8. National Academy of Sciences honors microbiologists for major scientific contributions
9. Science Translational Medicine: Creating Hope Act incentivizes pediatric drug R&D
10. Dartmouth Medical School faculty named fellows of the American Association for the Advancement of Science
11. New Society for Social Neuroscience to help guide emerging field
Post Your Comments:
*Name:
*Comment:
*Email:
Related Image:
The science behind the cape
(Date:6/26/2016)... North Carolina (PRWEB) , ... June 26, 2016 , ... ... release of a new product that was developed to enhance the health of felines. ... for centuries. , The two main herbs in the PawPaws Cat Kidney Support ...
(Date:6/25/2016)... Austin, TX (PRWEB) , ... June 25, 2016 , ... ... Fellow of the American College of Mohs Surgery and to Dr. Russell Peckham for ... popular and highly effective treatment for skin cancer.
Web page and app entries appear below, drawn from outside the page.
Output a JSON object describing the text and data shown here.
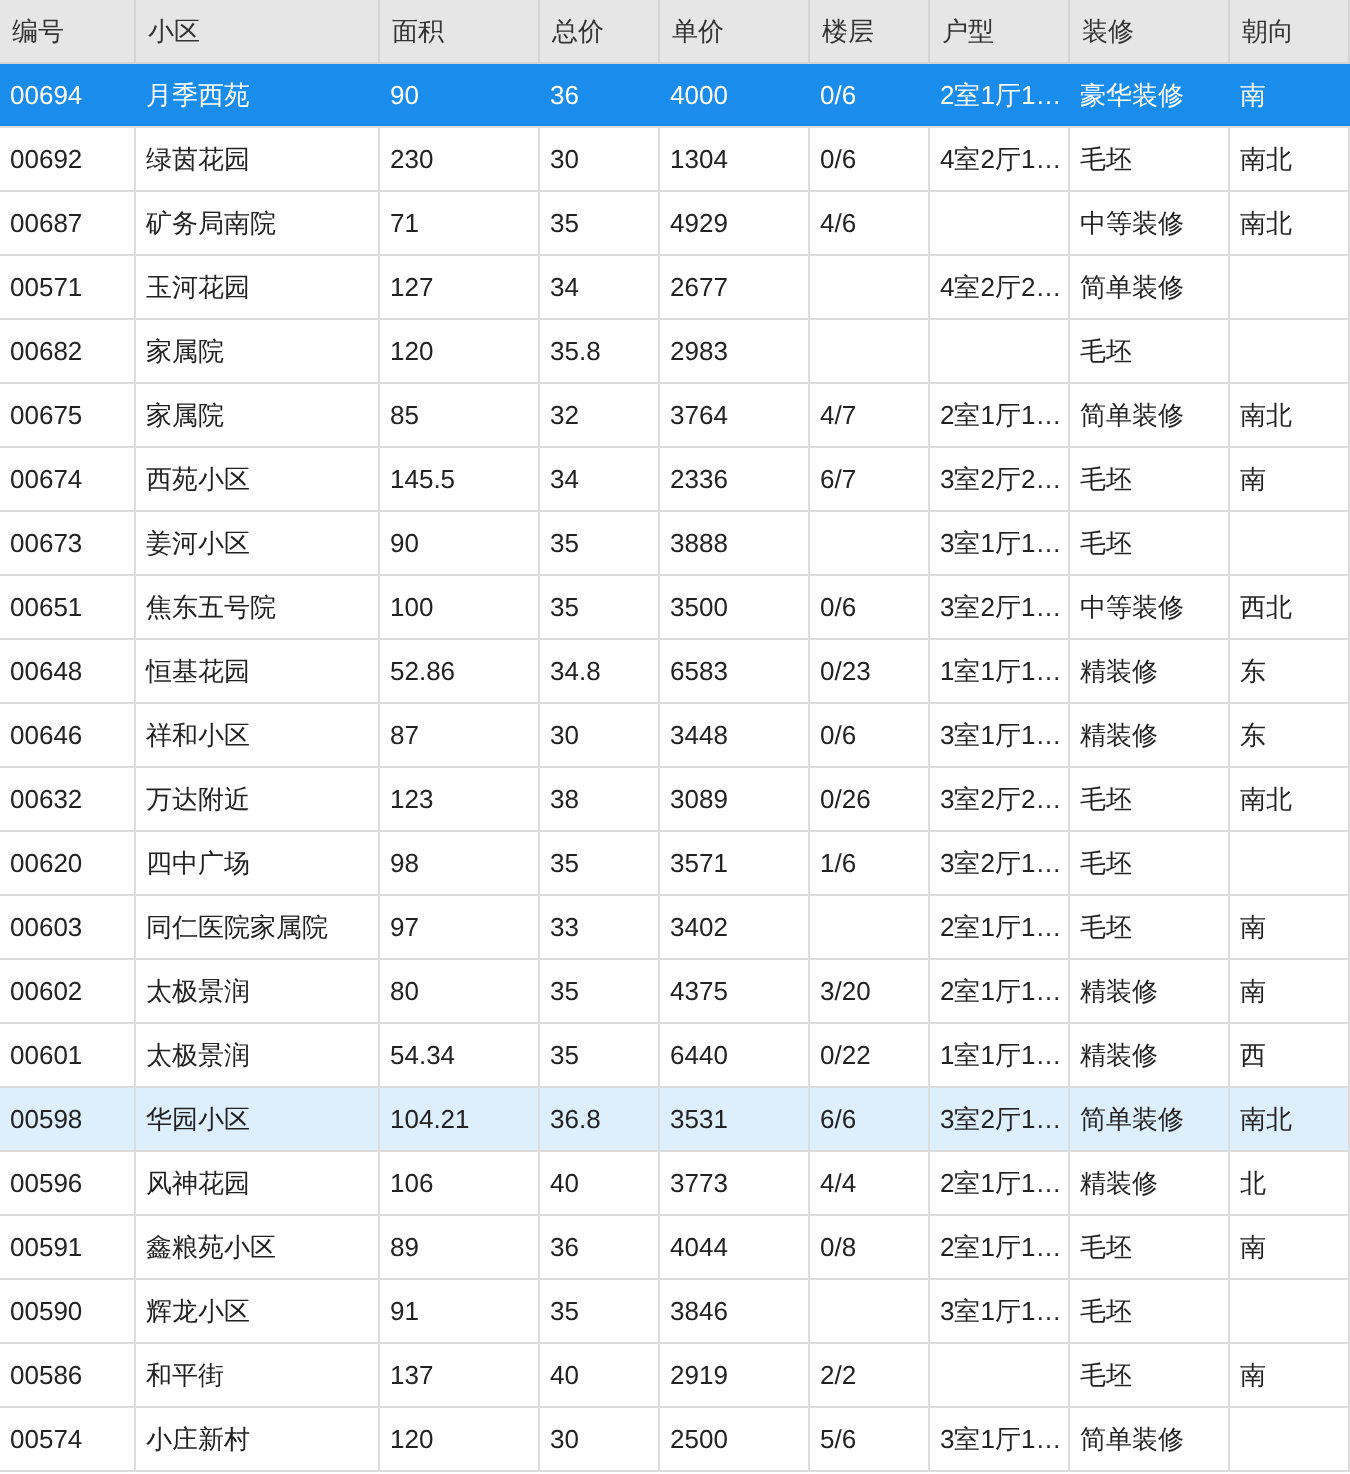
{
  "table": {
    "columns": [
      "编号",
      "小区",
      "面积",
      "总价",
      "单价",
      "楼层",
      "户型",
      "装修",
      "朝向"
    ],
    "rows": [
      {
        "selected": true,
        "highlighted": false,
        "cells": [
          "00694",
          "月季西苑",
          "90",
          "36",
          "4000",
          "0/6",
          "2室1厅1…",
          "豪华装修",
          "南"
        ]
      },
      {
        "selected": false,
        "highlighted": false,
        "cells": [
          "00692",
          "绿茵花园",
          "230",
          "30",
          "1304",
          "0/6",
          "4室2厅1…",
          "毛坯",
          "南北"
        ]
      },
      {
        "selected": false,
        "highlighted": false,
        "cells": [
          "00687",
          "矿务局南院",
          "71",
          "35",
          "4929",
          "4/6",
          null,
          "中等装修",
          "南北"
        ]
      },
      {
        "selected": false,
        "highlighted": false,
        "cells": [
          "00571",
          "玉河花园",
          "127",
          "34",
          "2677",
          null,
          "4室2厅2…",
          "简单装修",
          null
        ]
      },
      {
        "selected": false,
        "highlighted": false,
        "cells": [
          "00682",
          "家属院",
          "120",
          "35.8",
          "2983",
          null,
          null,
          "毛坯",
          null
        ]
      },
      {
        "selected": false,
        "highlighted": false,
        "cells": [
          "00675",
          "家属院",
          "85",
          "32",
          "3764",
          "4/7",
          "2室1厅1…",
          "简单装修",
          "南北"
        ]
      },
      {
        "selected": false,
        "highlighted": false,
        "cells": [
          "00674",
          "西苑小区",
          "145.5",
          "34",
          "2336",
          "6/7",
          "3室2厅2…",
          "毛坯",
          "南"
        ]
      },
      {
        "selected": false,
        "highlighted": false,
        "cells": [
          "00673",
          "姜河小区",
          "90",
          "35",
          "3888",
          null,
          "3室1厅1…",
          "毛坯",
          null
        ]
      },
      {
        "selected": false,
        "highlighted": false,
        "cells": [
          "00651",
          "焦东五号院",
          "100",
          "35",
          "3500",
          "0/6",
          "3室2厅1…",
          "中等装修",
          "西北"
        ]
      },
      {
        "selected": false,
        "highlighted": false,
        "cells": [
          "00648",
          "恒基花园",
          "52.86",
          "34.8",
          "6583",
          "0/23",
          "1室1厅1…",
          "精装修",
          "东"
        ]
      },
      {
        "selected": false,
        "highlighted": false,
        "cells": [
          "00646",
          "祥和小区",
          "87",
          "30",
          "3448",
          "0/6",
          "3室1厅1…",
          "精装修",
          "东"
        ]
      },
      {
        "selected": false,
        "highlighted": false,
        "cells": [
          "00632",
          "万达附近",
          "123",
          "38",
          "3089",
          "0/26",
          "3室2厅2…",
          "毛坯",
          "南北"
        ]
      },
      {
        "selected": false,
        "highlighted": false,
        "cells": [
          "00620",
          "四中广场",
          "98",
          "35",
          "3571",
          "1/6",
          "3室2厅1…",
          "毛坯",
          null
        ]
      },
      {
        "selected": false,
        "highlighted": false,
        "cells": [
          "00603",
          "同仁医院家属院",
          "97",
          "33",
          "3402",
          null,
          "2室1厅1…",
          "毛坯",
          "南"
        ]
      },
      {
        "selected": false,
        "highlighted": false,
        "cells": [
          "00602",
          "太极景润",
          "80",
          "35",
          "4375",
          "3/20",
          "2室1厅1…",
          "精装修",
          "南"
        ]
      },
      {
        "selected": false,
        "highlighted": false,
        "cells": [
          "00601",
          "太极景润",
          "54.34",
          "35",
          "6440",
          "0/22",
          "1室1厅1…",
          "精装修",
          "西"
        ]
      },
      {
        "selected": false,
        "highlighted": true,
        "cells": [
          "00598",
          "华园小区",
          "104.21",
          "36.8",
          "3531",
          "6/6",
          "3室2厅1…",
          "简单装修",
          "南北"
        ]
      },
      {
        "selected": false,
        "highlighted": false,
        "cells": [
          "00596",
          "风神花园",
          "106",
          "40",
          "3773",
          "4/4",
          "2室1厅1…",
          "精装修",
          "北"
        ]
      },
      {
        "selected": false,
        "highlighted": false,
        "cells": [
          "00591",
          "鑫粮苑小区",
          "89",
          "36",
          "4044",
          "0/8",
          "2室1厅1…",
          "毛坯",
          "南"
        ]
      },
      {
        "selected": false,
        "highlighted": false,
        "cells": [
          "00590",
          "辉龙小区",
          "91",
          "35",
          "3846",
          null,
          "3室1厅1…",
          "毛坯",
          null
        ]
      },
      {
        "selected": false,
        "highlighted": false,
        "cells": [
          "00586",
          "和平街",
          "137",
          "40",
          "2919",
          "2/2",
          null,
          "毛坯",
          "南"
        ]
      },
      {
        "selected": false,
        "highlighted": false,
        "cells": [
          "00574",
          "小庄新村",
          "120",
          "30",
          "2500",
          "5/6",
          "3室1厅1…",
          "简单装修",
          null
        ]
      }
    ]
  }
}
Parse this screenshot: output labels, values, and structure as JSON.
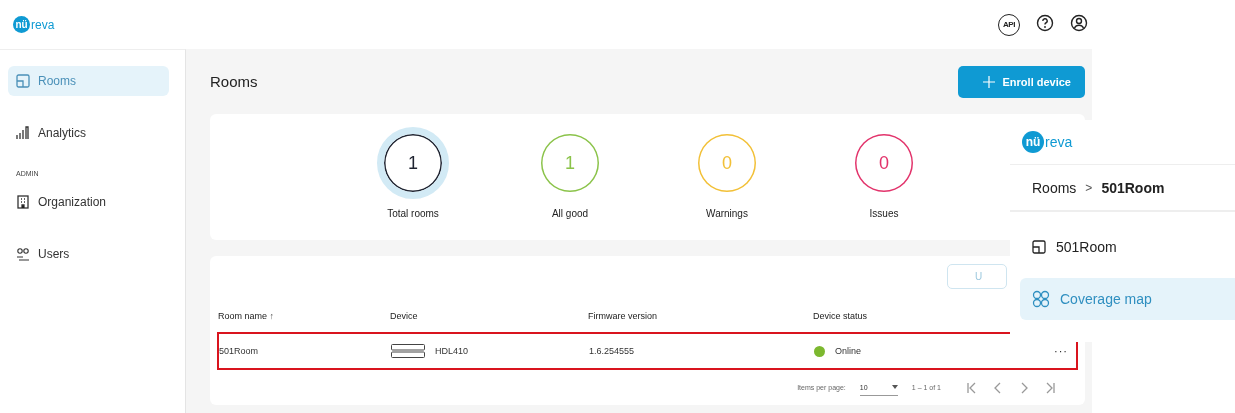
{
  "header": {
    "logo": {
      "mark": "nü",
      "word": "reva"
    },
    "icons": [
      {
        "kind": "api",
        "label": "API"
      },
      {
        "kind": "help"
      },
      {
        "kind": "account"
      }
    ]
  },
  "sidebar": {
    "items": [
      {
        "label": "Rooms",
        "kind": "room",
        "selected": true
      },
      {
        "label": "Analytics",
        "kind": "chart",
        "selected": false
      }
    ],
    "section": "ADMIN",
    "admin_items": [
      {
        "label": "Organization",
        "kind": "building",
        "selected": false
      },
      {
        "label": "Users",
        "kind": "users",
        "selected": false
      }
    ]
  },
  "main": {
    "title": "Rooms",
    "enroll_button": "Enroll device",
    "stats": [
      {
        "value": "1",
        "label": "Total rooms",
        "color": "#1f2330",
        "selected": true
      },
      {
        "value": "1",
        "label": "All good",
        "color": "#8bc34a",
        "selected": false
      },
      {
        "value": "0",
        "label": "Warnings",
        "color": "#f2c037",
        "selected": false
      },
      {
        "value": "0",
        "label": "Issues",
        "color": "#e2336b",
        "selected": false
      }
    ],
    "partial_button": "U",
    "table": {
      "columns": [
        "Room name",
        "Device",
        "Firmware version",
        "Device status"
      ],
      "sort_icon": "↑",
      "rows": [
        {
          "room": "501Room",
          "device": "HDL410",
          "firmware": "1.6.254555",
          "status": "Online",
          "color": "#7cb82f",
          "highlighted": true,
          "more": "···"
        }
      ],
      "paginator": {
        "items_label": "Items per page:",
        "page_size": "10",
        "range": "1 – 1 of 1"
      }
    }
  },
  "overlay": {
    "logo": {
      "mark": "nü",
      "word": "reva"
    },
    "breadcrumb": [
      "Rooms",
      "501Room"
    ],
    "separator": ">",
    "items": [
      {
        "label": "501Room",
        "kind": "room",
        "selected": false
      },
      {
        "label": "Coverage map",
        "kind": "rings",
        "selected": true
      }
    ]
  }
}
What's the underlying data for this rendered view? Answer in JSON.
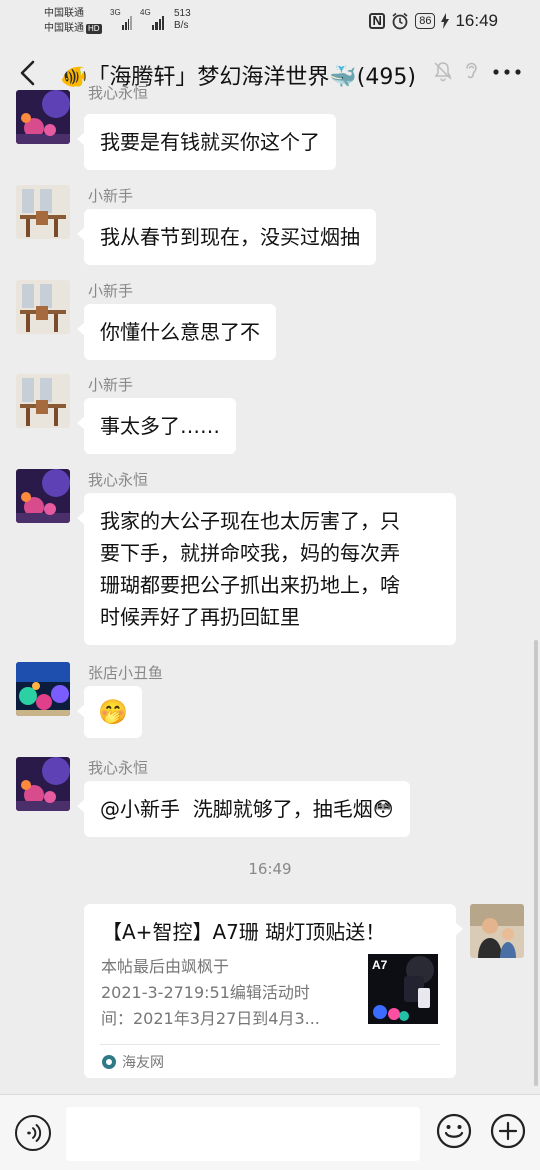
{
  "status_bar": {
    "carrier1": "中国联通",
    "carrier2": "中国联通",
    "carrier2_badge": "HD",
    "network1": "3G",
    "network2": "4G",
    "speed_value": "513",
    "speed_unit": "B/s",
    "battery": "86",
    "time": "16:49"
  },
  "header": {
    "title": "🐠「海腾轩」梦幻海洋世界🐳(495)",
    "back_icon": "chevron-left-icon",
    "icons": [
      "mute-bell-icon",
      "ear-icon",
      "more-icon"
    ]
  },
  "messages": [
    {
      "sender": "我心永恒",
      "text": "我要是有钱就买你这个了",
      "avatar": "coral-reef-avatar"
    },
    {
      "sender": "小新手",
      "text": "我从春节到现在，没买过烟抽",
      "avatar": "dining-room-avatar"
    },
    {
      "sender": "小新手",
      "text": "你懂什么意思了不",
      "avatar": "dining-room-avatar"
    },
    {
      "sender": "小新手",
      "text": "事太多了……",
      "avatar": "dining-room-avatar"
    },
    {
      "sender": "我心永恒",
      "text_lines": [
        "我家的大公子现在也太厉害了，只",
        "要下手，就拼命咬我，妈的每次弄",
        "珊瑚都要把公子抓出来扔地上，啥",
        "时候弄好了再扔回缸里"
      ],
      "avatar": "coral-reef-avatar"
    },
    {
      "sender": "张店小丑鱼",
      "text": "🤭",
      "avatar": "reef-tank-avatar"
    },
    {
      "sender": "我心永恒",
      "text": "@小新手  洗脚就够了，抽毛烟😳",
      "avatar": "coral-reef-avatar"
    }
  ],
  "timestamp": "16:49",
  "link_card": {
    "title": "【A+智控】A7珊 瑚灯顶贴送！",
    "desc_lines": [
      "本帖最后由飒枫于",
      "2021-3-2719:51编辑活动时",
      "间：2021年3月27日到4月3..."
    ],
    "thumb_label": "A7",
    "source": "海友网"
  },
  "input_bar": {
    "placeholder": "",
    "icons": [
      "voice-icon",
      "emoji-icon",
      "plus-icon"
    ]
  },
  "colors": {
    "background": "#ededed",
    "bubble": "#ffffff",
    "meta_text": "#888888"
  }
}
The selective fellowship in Mohs Micrographic ...
(Date:6/25/2016)... ... June 25, 2016 , ... As a lifelong Southern ... Laude and his M.D from the David Geffen School of Medicine at UCLA. He ... Los Angeles to complete his fellowship in hematology/oncology at the UCLA-Olive View-Cedars Sinai program ...
(Date:6/24/2016)... ... June 24, 2016 , ... A recent article published June ... with. The article goes on to state that individuals are now more comfortable seeking ... common operations such as calf and cheek reduction. The Los Angeles area medical group, ...
(Date:6/24/2016)... ... 24, 2016 , ... The Pulmonary Hypertension Association (PHA) learned ... receive two significant new grants to support its work to advance research and ... by recognizing patients, medical professionals and scientists for their work in fighting pulmonary ...
Breaking Medicine News(10 mins):
(Date:6/24/2016)... , June 24, 2016  Consumers have taken ... regulators/payers have placed more emphasis on patient outcomes. ... support programs in the pharmaceutical industry have evolved ... Consequently, pharmaceutical companies are focusing on becoming more ... providing products and services that improve health. ...
(Date:6/24/2016)... 24, 2016  Global Blood Therapeutics, Inc. (GBT) (NASDAQ: ... novel therapeutics for the treatment of grievous blood-based ... closing of its previously announced underwritten public offering ... public offering price of $18.75 per share. All ... by GBT. GBT estimates net proceeds from the ...
(Date:6/24/2016)... Dublin ... of the " Global Markets for Spectroscopy Equipment" ... This report focuses on the global ... including its applications in various applications. The report deals ... three main industries: pharmaceutical and biotechnology, food and beverage, ...
Breaking Medicine Technology: